Directions: In the data below, find every line with the word "Scrutini" and copy it.

Listed records:

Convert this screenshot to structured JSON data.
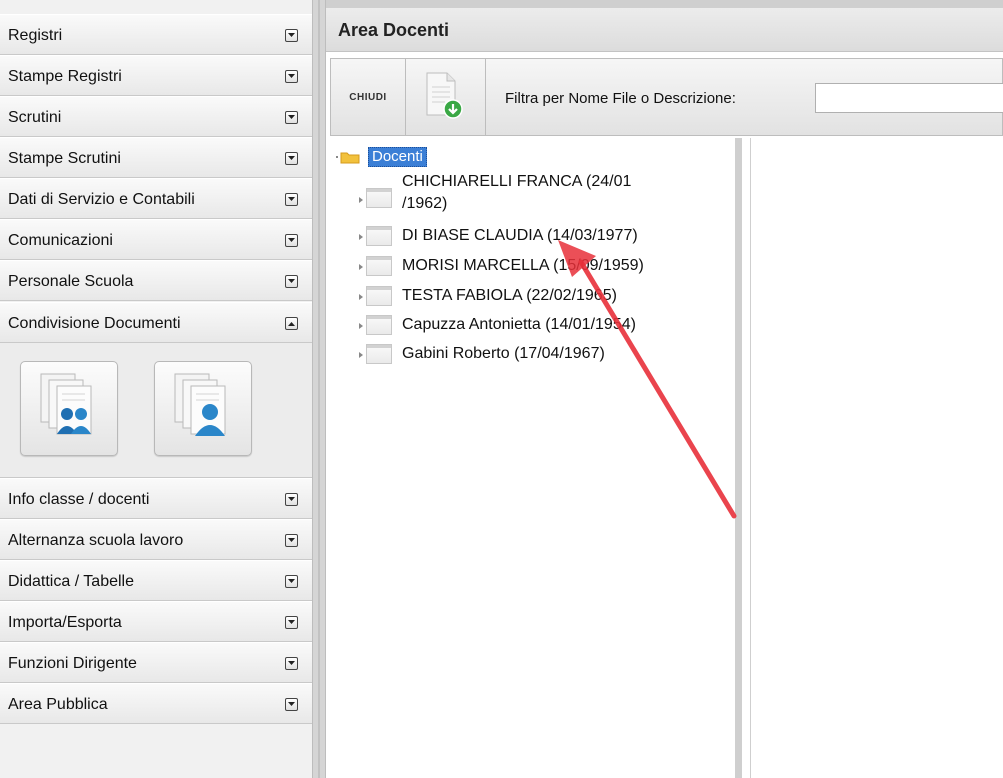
{
  "sidebar": {
    "items": [
      {
        "label": "Registri",
        "state": "collapsed"
      },
      {
        "label": "Stampe Registri",
        "state": "collapsed"
      },
      {
        "label": "Scrutini",
        "state": "collapsed"
      },
      {
        "label": "Stampe Scrutini",
        "state": "collapsed"
      },
      {
        "label": "Dati di Servizio e Contabili",
        "state": "collapsed"
      },
      {
        "label": "Comunicazioni",
        "state": "collapsed"
      },
      {
        "label": "Personale Scuola",
        "state": "collapsed"
      },
      {
        "label": "Condivisione Documenti",
        "state": "expanded"
      },
      {
        "label": "Info classe / docenti",
        "state": "collapsed"
      },
      {
        "label": "Alternanza scuola lavoro",
        "state": "collapsed"
      },
      {
        "label": "Didattica / Tabelle",
        "state": "collapsed"
      },
      {
        "label": "Importa/Esporta",
        "state": "collapsed"
      },
      {
        "label": "Funzioni Dirigente",
        "state": "collapsed"
      },
      {
        "label": "Area Pubblica",
        "state": "collapsed"
      }
    ],
    "panel_icons": [
      "group-documents-icon",
      "single-user-documents-icon"
    ]
  },
  "main": {
    "title": "Area Docenti",
    "toolbar": {
      "close_label": "CHIUDI",
      "upload_icon": "document-upload-icon",
      "filter_label": "Filtra per Nome File o Descrizione:",
      "filter_value": ""
    },
    "tree": {
      "root_label": "Docenti",
      "nodes": [
        {
          "line1": "CHICHIARELLI FRANCA (24/01",
          "line2": "/1962)"
        },
        {
          "line1": "DI BIASE CLAUDIA (14/03/1977)",
          "line2": ""
        },
        {
          "line1": "MORISI MARCELLA (15/09/1959)",
          "line2": ""
        },
        {
          "line1": "TESTA FABIOLA (22/02/1965)",
          "line2": ""
        },
        {
          "line1": "Capuzza Antonietta (14/01/1954)",
          "line2": ""
        },
        {
          "line1": "Gabini Roberto (17/04/1967)",
          "line2": ""
        }
      ]
    }
  },
  "colors": {
    "selection": "#3b7fd6",
    "annotation": "#e8303a",
    "folder": "#f2c13c",
    "upload_badge": "#3aa845"
  }
}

Result of this task:
        "label": "Scrutini",
        "label": "Stampe Scrutini",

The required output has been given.